A system of a handicaps and privileges, distributed according to group membership rather than the citizenship of the country or membership of the human race.
The left in America (and in Australia for that matter) have also absorbed the output of what Scruton calls the ‘Parisian nonsense machine’, built by Jacques Derrida and Jacques Lacan, and thereafter extended by others including Gilles Deleuze and Félix Gattari. From (Alain) Badiou to Zizek the followers of Lacan have rejoiced in the discovery that he bequeathed to us, and is easy to see why. Derrida cast doubt, in his theory of deconstruction, on the possibility of meaning anything. Lacan showed that is not necessary to mean anything anyway.

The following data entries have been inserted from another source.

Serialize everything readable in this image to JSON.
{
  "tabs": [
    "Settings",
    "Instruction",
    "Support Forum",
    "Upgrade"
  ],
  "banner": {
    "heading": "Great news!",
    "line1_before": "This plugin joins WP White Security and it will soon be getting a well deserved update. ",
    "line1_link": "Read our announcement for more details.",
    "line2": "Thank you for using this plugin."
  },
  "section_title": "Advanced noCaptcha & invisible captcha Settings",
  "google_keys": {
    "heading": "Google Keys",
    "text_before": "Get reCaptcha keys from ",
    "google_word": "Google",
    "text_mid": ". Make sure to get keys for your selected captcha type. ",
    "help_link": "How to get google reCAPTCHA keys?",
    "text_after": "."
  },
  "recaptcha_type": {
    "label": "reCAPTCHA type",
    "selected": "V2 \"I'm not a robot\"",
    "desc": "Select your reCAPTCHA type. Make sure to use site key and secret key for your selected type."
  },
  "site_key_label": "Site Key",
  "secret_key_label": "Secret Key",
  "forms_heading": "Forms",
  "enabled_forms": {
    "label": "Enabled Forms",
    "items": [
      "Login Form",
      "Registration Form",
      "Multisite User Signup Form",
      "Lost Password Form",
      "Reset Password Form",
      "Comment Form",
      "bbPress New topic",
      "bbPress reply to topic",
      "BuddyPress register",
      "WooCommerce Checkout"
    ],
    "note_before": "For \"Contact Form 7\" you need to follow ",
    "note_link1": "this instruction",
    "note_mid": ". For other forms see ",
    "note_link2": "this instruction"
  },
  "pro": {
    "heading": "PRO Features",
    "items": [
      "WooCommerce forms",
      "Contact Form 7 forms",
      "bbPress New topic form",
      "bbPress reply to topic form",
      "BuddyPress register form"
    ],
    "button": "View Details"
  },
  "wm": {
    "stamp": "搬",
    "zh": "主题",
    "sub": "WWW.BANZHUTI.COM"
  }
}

Scruton’s philosophical training leaves him uniquely placed to get to the heart of why the nonsense is nonsense. For example, Lacan is feted for supposedly ‘discovering’ the ‘mirror-stage’ of human development, which is a sort of bizarre analogue of the Hegel’s account of the subject’s awareness that it can also observe itself as an object (the so-called self-as-other). Scruton notes how in this as in so many other intellectual ‘discoveries’, the thinkers of the left neither acknowledge antecedents nor address any subsequent refutations. Elsewhere he points out the 200-year-old labour theory of value that lives on in Marxist thought—despite being pulled apart by various economists including Hayek from the late 19th century onwards. Through Scruton’s writing we get more than an understanding of the moral and intellectual failings of the leftist thinkers; we get an understanding of how the intellectual notions that dominate our public sphere were created, and how they are now enforced after the largely successfully Gramscian march of the left through our cultural institutions.
We understand better why classical liberals and conservatives report so much frustration when their attempts to debate the New Left finds no purchase; fundamentally because there is no shared commitment to finding the truth or even admitting that there is a truth capable of being found. We understand better why the left not only does not admit the need for debate (and for political reasons seeks to prevent it), but that it is now incapable of even using or permitting the language that admits alternatives to its ruling ideology. And finally we understand why anyone who stands against all this might, like Scruton, be occasionally mistaken for a slightly crusty anti-intellectual from a pre-modern age. For some of us, we realise this is a small price to pay if we are ever to preserve our heritage and reclaim the public sphere from the Fools, Frauds and Firebrands of the left.